Provided information: Begin
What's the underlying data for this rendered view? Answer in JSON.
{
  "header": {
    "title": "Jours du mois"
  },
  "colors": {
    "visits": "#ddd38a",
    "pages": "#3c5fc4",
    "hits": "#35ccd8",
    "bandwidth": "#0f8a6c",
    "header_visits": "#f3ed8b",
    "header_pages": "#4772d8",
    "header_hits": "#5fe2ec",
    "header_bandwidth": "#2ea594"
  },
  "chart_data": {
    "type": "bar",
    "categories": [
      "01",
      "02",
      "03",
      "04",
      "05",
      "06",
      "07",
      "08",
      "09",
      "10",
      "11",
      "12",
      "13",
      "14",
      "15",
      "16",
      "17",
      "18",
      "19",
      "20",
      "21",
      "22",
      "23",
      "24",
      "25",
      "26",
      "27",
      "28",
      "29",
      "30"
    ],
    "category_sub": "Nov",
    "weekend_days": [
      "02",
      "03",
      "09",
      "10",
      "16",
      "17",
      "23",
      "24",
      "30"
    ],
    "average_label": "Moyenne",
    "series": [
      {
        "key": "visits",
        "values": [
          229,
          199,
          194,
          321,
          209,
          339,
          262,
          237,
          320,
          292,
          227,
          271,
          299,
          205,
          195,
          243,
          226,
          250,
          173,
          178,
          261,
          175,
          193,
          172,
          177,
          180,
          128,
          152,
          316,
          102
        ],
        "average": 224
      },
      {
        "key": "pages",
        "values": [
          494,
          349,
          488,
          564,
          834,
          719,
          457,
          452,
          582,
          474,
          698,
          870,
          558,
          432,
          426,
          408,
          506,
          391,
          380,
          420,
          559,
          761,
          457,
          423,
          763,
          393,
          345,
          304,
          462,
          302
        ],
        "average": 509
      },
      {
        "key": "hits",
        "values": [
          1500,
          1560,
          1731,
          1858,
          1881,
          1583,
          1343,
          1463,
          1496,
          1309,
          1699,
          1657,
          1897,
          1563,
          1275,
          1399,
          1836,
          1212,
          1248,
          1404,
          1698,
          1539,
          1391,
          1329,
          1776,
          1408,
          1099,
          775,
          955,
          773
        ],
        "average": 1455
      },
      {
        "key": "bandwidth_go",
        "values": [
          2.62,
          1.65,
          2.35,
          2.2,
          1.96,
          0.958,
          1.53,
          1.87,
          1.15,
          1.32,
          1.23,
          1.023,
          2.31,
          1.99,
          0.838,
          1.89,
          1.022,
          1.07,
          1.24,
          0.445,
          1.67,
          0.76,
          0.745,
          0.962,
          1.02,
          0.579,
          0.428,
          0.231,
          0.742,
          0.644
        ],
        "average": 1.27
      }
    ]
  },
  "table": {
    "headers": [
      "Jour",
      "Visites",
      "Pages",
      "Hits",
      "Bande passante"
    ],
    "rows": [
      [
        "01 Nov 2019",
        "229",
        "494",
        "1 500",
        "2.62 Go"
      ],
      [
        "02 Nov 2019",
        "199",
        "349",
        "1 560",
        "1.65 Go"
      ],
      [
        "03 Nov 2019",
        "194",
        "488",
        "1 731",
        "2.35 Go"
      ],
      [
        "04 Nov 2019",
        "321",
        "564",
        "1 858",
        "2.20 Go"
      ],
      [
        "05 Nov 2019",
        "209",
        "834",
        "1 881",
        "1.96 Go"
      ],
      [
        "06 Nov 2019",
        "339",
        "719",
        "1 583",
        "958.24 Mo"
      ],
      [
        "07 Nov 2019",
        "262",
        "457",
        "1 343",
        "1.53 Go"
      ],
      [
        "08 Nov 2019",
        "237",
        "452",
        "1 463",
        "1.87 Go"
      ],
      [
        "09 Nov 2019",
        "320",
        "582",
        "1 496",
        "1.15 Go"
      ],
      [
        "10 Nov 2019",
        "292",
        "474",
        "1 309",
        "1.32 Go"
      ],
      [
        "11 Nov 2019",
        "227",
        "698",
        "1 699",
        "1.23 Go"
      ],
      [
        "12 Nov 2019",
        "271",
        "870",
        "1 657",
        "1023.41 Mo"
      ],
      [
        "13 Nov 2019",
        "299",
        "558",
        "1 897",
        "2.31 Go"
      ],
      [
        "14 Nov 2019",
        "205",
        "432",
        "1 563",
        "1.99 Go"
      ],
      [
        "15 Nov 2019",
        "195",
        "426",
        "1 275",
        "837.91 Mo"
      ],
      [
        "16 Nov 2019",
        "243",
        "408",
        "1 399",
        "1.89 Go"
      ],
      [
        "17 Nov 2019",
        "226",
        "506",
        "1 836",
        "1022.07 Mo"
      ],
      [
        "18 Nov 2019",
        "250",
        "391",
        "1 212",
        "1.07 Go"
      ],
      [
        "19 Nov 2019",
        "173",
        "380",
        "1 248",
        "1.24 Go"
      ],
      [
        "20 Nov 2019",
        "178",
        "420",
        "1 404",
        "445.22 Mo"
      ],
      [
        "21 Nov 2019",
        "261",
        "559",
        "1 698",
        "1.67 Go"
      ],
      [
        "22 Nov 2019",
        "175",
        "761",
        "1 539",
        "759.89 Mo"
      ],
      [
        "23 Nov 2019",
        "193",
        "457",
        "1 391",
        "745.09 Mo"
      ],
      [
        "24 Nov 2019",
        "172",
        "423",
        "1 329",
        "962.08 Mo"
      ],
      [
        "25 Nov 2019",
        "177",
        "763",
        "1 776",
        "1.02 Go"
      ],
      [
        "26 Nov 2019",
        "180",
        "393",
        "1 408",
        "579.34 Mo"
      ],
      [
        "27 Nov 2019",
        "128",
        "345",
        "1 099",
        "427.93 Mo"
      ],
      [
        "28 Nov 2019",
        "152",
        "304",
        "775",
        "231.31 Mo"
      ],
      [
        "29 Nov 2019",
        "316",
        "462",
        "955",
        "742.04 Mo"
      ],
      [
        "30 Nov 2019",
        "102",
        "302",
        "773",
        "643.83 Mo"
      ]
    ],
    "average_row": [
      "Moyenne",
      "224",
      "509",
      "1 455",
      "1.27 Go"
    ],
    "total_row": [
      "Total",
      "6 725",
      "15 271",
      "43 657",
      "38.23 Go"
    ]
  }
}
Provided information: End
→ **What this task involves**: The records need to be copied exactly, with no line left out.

→ **Result of the exercise**:
What's the underlying data for this rendered view? Answer in JSON.
{
  "header": {
    "title": "Jours du mois"
  },
  "colors": {
    "visits": "#ddd38a",
    "pages": "#3c5fc4",
    "hits": "#35ccd8",
    "bandwidth": "#0f8a6c",
    "header_visits": "#f3ed8b",
    "header_pages": "#4772d8",
    "header_hits": "#5fe2ec",
    "header_bandwidth": "#2ea594"
  },
  "chart_data": {
    "type": "bar",
    "categories": [
      "01",
      "02",
      "03",
      "04",
      "05",
      "06",
      "07",
      "08",
      "09",
      "10",
      "11",
      "12",
      "13",
      "14",
      "15",
      "16",
      "17",
      "18",
      "19",
      "20",
      "21",
      "22",
      "23",
      "24",
      "25",
      "26",
      "27",
      "28",
      "29",
      "30"
    ],
    "category_sub": "Nov",
    "weekend_days": [
      "02",
      "03",
      "09",
      "10",
      "16",
      "17",
      "23",
      "24",
      "30"
    ],
    "average_label": "Moyenne",
    "series": [
      {
        "key": "visits",
        "values": [
          229,
          199,
          194,
          321,
          209,
          339,
          262,
          237,
          320,
          292,
          227,
          271,
          299,
          205,
          195,
          243,
          226,
          250,
          173,
          178,
          261,
          175,
          193,
          172,
          177,
          180,
          128,
          152,
          316,
          102
        ],
        "average": 224
      },
      {
        "key": "pages",
        "values": [
          494,
          349,
          488,
          564,
          834,
          719,
          457,
          452,
          582,
          474,
          698,
          870,
          558,
          432,
          426,
          408,
          506,
          391,
          380,
          420,
          559,
          761,
          457,
          423,
          763,
          393,
          345,
          304,
          462,
          302
        ],
        "average": 509
      },
      {
        "key": "hits",
        "values": [
          1500,
          1560,
          1731,
          1858,
          1881,
          1583,
          1343,
          1463,
          1496,
          1309,
          1699,
          1657,
          1897,
          1563,
          1275,
          1399,
          1836,
          1212,
          1248,
          1404,
          1698,
          1539,
          1391,
          1329,
          1776,
          1408,
          1099,
          775,
          955,
          773
        ],
        "average": 1455
      },
      {
        "key": "bandwidth_go",
        "values": [
          2.62,
          1.65,
          2.35,
          2.2,
          1.96,
          0.958,
          1.53,
          1.87,
          1.15,
          1.32,
          1.23,
          1.023,
          2.31,
          1.99,
          0.838,
          1.89,
          1.022,
          1.07,
          1.24,
          0.445,
          1.67,
          0.76,
          0.745,
          0.962,
          1.02,
          0.579,
          0.428,
          0.231,
          0.742,
          0.644
        ],
        "average": 1.27
      }
    ]
  },
  "table": {
    "headers": [
      "Jour",
      "Visites",
      "Pages",
      "Hits",
      "Bande passante"
    ],
    "rows": [
      [
        "01 Nov 2019",
        "229",
        "494",
        "1 500",
        "2.62 Go"
      ],
      [
        "02 Nov 2019",
        "199",
        "349",
        "1 560",
        "1.65 Go"
      ],
      [
        "03 Nov 2019",
        "194",
        "488",
        "1 731",
        "2.35 Go"
      ],
      [
        "04 Nov 2019",
        "321",
        "564",
        "1 858",
        "2.20 Go"
      ],
      [
        "05 Nov 2019",
        "209",
        "834",
        "1 881",
        "1.96 Go"
      ],
      [
        "06 Nov 2019",
        "339",
        "719",
        "1 583",
        "958.24 Mo"
      ],
      [
        "07 Nov 2019",
        "262",
        "457",
        "1 343",
        "1.53 Go"
      ],
      [
        "08 Nov 2019",
        "237",
        "452",
        "1 463",
        "1.87 Go"
      ],
      [
        "09 Nov 2019",
        "320",
        "582",
        "1 496",
        "1.15 Go"
      ],
      [
        "10 Nov 2019",
        "292",
        "474",
        "1 309",
        "1.32 Go"
      ],
      [
        "11 Nov 2019",
        "227",
        "698",
        "1 699",
        "1.23 Go"
      ],
      [
        "12 Nov 2019",
        "271",
        "870",
        "1 657",
        "1023.41 Mo"
      ],
      [
        "13 Nov 2019",
        "299",
        "558",
        "1 897",
        "2.31 Go"
      ],
      [
        "14 Nov 2019",
        "205",
        "432",
        "1 563",
        "1.99 Go"
      ],
      [
        "15 Nov 2019",
        "195",
        "426",
        "1 275",
        "837.91 Mo"
      ],
      [
        "16 Nov 2019",
        "243",
        "408",
        "1 399",
        "1.89 Go"
      ],
      [
        "17 Nov 2019",
        "226",
        "506",
        "1 836",
        "1022.07 Mo"
      ],
      [
        "18 Nov 2019",
        "250",
        "391",
        "1 212",
        "1.07 Go"
      ],
      [
        "19 Nov 2019",
        "173",
        "380",
        "1 248",
        "1.24 Go"
      ],
      [
        "20 Nov 2019",
        "178",
        "420",
        "1 404",
        "445.22 Mo"
      ],
      [
        "21 Nov 2019",
        "261",
        "559",
        "1 698",
        "1.67 Go"
      ],
      [
        "22 Nov 2019",
        "175",
        "761",
        "1 539",
        "759.89 Mo"
      ],
      [
        "23 Nov 2019",
        "193",
        "457",
        "1 391",
        "745.09 Mo"
      ],
      [
        "24 Nov 2019",
        "172",
        "423",
        "1 329",
        "962.08 Mo"
      ],
      [
        "25 Nov 2019",
        "177",
        "763",
        "1 776",
        "1.02 Go"
      ],
      [
        "26 Nov 2019",
        "180",
        "393",
        "1 408",
        "579.34 Mo"
      ],
      [
        "27 Nov 2019",
        "128",
        "345",
        "1 099",
        "427.93 Mo"
      ],
      [
        "28 Nov 2019",
        "152",
        "304",
        "775",
        "231.31 Mo"
      ],
      [
        "29 Nov 2019",
        "316",
        "462",
        "955",
        "742.04 Mo"
      ],
      [
        "30 Nov 2019",
        "102",
        "302",
        "773",
        "643.83 Mo"
      ]
    ],
    "average_row": [
      "Moyenne",
      "224",
      "509",
      "1 455",
      "1.27 Go"
    ],
    "total_row": [
      "Total",
      "6 725",
      "15 271",
      "43 657",
      "38.23 Go"
    ]
  }
}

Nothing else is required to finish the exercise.